Students: Kyle Gapinski, Paul Kelly, Robert Aschenbrenner
Faculty Advisor or Community Project Lead: Randy Moulic
Hardware virtualization might also be thought of as dynamic hardware, or hardware with plasticity. One disadvantage that hardware has historically had over software is that software is malleable and able to be easily adapted to changes and improvements in infrastructure. Hardware on the other hand usually has to be replaced or physically modified to remain compatible with changing infrastructure. This can be expensive and time-consuming.
Advances in FPGA (Field Programmable Gate Array) boards have made them smaller, and has increased their computational power. This in turn has made it easier to virtualize the functions of entire components. These virtual components can be modified and interchanged now much in the same way as software applications. This adds an advantage to companies with large, constantly changing infrastructures, such as digital cable video distributors.

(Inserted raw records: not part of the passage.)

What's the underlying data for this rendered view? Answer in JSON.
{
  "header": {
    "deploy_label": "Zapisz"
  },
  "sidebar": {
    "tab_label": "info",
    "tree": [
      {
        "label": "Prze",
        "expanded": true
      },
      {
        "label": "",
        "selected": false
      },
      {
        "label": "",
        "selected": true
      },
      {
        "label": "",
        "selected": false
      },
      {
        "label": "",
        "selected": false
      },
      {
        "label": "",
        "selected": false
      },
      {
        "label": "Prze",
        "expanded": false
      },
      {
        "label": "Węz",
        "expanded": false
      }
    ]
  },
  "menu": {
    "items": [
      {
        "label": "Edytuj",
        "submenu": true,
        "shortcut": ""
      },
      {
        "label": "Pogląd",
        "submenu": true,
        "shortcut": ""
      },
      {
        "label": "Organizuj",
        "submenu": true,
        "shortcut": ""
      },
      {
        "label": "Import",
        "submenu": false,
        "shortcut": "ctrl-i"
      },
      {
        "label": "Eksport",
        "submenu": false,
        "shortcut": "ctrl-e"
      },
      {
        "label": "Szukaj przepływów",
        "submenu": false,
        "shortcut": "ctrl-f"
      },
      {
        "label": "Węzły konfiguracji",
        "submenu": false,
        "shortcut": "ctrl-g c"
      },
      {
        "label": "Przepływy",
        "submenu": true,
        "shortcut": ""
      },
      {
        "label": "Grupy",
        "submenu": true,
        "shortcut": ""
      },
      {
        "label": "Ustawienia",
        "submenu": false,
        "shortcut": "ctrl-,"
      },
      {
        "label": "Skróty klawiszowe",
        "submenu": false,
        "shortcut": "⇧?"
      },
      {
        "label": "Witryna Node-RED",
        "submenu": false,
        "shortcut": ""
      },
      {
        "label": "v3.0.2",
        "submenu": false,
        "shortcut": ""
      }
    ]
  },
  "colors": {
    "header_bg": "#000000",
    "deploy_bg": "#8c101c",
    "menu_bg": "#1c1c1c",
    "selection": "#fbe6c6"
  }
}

Another advantage is that they can reduce the amount of components in their large and complex systems by virtualizing multiple components on a single FPGA board. This project aims to prove that the integration of FPGA boards in a digital cable video distribution system is possible and advantageous.